Material to process Block Start
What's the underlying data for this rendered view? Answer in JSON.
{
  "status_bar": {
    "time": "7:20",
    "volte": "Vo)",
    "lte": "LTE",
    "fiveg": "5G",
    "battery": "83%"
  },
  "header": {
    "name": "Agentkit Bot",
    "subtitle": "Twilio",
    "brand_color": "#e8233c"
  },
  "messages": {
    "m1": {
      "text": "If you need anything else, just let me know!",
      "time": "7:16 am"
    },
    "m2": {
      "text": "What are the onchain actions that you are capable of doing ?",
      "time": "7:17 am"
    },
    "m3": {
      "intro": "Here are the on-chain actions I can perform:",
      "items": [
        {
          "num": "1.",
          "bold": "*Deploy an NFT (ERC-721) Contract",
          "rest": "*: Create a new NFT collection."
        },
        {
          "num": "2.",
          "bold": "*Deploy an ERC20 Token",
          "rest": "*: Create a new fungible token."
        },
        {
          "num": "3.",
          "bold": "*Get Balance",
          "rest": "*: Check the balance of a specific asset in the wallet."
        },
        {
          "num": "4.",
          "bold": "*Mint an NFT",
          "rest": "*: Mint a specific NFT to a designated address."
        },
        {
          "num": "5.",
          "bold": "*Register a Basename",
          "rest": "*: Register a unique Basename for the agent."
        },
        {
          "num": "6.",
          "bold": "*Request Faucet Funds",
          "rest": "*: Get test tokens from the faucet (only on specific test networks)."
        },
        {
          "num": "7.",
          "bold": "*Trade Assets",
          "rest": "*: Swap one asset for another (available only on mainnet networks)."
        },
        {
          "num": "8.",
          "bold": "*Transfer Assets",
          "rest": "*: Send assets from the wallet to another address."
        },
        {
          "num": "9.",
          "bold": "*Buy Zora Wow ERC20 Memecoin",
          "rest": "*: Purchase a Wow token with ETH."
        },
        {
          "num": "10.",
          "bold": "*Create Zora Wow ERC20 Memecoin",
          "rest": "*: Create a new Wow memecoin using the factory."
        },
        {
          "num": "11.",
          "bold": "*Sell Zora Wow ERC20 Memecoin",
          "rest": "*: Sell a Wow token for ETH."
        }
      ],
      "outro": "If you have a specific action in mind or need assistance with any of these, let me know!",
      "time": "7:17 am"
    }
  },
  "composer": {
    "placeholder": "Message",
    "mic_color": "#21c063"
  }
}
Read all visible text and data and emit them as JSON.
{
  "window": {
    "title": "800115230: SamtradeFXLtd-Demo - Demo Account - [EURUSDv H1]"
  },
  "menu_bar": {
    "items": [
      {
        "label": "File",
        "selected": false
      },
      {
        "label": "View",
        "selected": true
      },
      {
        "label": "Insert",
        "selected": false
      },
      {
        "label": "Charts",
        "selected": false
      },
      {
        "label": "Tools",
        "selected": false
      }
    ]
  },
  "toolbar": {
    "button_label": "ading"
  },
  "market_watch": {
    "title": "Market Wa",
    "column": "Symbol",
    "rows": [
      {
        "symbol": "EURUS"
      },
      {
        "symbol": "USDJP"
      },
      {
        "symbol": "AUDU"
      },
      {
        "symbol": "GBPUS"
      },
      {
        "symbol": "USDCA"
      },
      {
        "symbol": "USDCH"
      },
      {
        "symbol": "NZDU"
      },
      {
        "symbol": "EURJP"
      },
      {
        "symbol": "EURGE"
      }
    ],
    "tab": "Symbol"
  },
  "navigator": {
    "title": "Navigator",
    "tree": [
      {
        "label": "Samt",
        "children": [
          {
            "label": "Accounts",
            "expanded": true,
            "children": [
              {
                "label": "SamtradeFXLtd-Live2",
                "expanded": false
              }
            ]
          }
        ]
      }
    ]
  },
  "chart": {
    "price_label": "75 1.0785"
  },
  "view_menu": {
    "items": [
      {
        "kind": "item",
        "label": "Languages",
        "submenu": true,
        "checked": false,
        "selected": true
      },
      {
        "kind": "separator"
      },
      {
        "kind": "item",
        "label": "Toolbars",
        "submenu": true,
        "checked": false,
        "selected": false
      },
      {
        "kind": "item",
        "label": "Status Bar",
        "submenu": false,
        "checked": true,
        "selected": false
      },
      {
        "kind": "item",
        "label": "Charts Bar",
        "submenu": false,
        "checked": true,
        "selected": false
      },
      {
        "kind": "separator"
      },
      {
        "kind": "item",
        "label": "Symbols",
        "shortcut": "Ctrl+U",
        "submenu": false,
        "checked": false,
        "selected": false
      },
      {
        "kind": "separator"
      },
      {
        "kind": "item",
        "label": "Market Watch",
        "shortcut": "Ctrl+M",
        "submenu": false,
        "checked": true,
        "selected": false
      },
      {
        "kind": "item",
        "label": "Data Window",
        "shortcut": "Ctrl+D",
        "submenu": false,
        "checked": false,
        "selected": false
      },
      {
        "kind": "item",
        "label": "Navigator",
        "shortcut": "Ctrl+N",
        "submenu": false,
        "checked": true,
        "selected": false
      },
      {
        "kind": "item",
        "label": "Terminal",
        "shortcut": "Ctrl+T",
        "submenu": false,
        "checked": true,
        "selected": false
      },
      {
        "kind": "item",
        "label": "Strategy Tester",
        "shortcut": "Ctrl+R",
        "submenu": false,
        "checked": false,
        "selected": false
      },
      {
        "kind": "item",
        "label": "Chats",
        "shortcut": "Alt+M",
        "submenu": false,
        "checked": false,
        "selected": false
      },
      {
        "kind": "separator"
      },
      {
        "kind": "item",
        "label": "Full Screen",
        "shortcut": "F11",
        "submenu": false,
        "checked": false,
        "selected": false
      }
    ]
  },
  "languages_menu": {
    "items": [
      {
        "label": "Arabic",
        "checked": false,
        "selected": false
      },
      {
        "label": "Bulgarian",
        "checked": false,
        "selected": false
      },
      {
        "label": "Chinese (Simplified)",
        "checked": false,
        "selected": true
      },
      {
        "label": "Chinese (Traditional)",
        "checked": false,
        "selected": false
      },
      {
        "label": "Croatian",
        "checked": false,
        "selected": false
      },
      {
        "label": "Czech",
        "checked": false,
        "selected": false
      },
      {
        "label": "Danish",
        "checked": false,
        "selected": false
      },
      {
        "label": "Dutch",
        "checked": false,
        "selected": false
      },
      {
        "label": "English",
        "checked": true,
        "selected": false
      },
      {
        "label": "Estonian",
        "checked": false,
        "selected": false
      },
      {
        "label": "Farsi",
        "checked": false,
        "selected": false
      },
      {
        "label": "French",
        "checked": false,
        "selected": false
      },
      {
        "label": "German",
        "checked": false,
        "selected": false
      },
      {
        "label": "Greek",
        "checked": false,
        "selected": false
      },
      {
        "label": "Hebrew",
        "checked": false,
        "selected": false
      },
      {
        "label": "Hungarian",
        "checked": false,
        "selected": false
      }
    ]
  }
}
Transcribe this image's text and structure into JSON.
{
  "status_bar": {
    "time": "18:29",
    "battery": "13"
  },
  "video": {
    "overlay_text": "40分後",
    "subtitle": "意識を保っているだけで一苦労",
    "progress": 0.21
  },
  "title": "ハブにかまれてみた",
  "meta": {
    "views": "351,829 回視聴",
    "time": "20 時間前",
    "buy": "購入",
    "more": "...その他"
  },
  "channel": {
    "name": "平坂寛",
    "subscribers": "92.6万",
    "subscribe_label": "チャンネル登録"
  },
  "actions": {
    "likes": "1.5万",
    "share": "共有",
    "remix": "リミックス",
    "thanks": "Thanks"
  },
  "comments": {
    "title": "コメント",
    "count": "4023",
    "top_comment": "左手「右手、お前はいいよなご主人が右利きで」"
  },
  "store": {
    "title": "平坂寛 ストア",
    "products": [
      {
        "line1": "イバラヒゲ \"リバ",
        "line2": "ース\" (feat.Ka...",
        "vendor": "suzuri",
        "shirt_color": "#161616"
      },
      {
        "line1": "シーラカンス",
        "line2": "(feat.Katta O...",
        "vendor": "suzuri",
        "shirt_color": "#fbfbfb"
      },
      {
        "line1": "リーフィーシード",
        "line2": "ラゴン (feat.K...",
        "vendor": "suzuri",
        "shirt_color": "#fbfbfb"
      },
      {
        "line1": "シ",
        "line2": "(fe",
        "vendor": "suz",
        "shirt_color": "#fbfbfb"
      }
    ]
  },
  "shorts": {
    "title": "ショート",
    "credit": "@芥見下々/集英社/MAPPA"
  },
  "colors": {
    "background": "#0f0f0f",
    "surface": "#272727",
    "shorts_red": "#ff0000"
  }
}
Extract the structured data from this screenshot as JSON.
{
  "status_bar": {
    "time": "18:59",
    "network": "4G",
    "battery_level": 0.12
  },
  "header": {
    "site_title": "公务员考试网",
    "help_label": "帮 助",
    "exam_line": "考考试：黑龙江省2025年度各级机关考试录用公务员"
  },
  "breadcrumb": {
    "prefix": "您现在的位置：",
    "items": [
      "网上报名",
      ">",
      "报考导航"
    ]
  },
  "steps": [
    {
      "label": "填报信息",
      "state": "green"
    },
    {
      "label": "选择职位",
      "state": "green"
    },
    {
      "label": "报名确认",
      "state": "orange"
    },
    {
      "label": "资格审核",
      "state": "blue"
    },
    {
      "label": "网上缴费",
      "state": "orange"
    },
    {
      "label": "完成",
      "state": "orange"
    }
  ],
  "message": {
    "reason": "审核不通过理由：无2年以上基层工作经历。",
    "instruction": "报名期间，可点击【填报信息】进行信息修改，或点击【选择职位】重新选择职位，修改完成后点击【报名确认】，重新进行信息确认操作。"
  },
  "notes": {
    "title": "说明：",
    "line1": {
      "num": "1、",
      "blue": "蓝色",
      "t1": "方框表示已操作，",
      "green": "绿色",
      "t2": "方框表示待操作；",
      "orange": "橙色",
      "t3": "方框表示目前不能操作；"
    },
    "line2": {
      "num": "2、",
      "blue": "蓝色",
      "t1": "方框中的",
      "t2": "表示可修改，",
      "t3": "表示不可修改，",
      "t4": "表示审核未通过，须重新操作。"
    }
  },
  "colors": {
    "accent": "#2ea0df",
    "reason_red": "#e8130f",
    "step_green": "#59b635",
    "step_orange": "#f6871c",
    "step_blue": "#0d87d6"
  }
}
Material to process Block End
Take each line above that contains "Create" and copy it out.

          "rest": "*: Create a new NFT collection."
          "rest": "*: Create a new fungible token."
          "bold": "*Create Zora Wow ERC20 Memecoin",
          "rest": "*: Create a new Wow memecoin using the factory."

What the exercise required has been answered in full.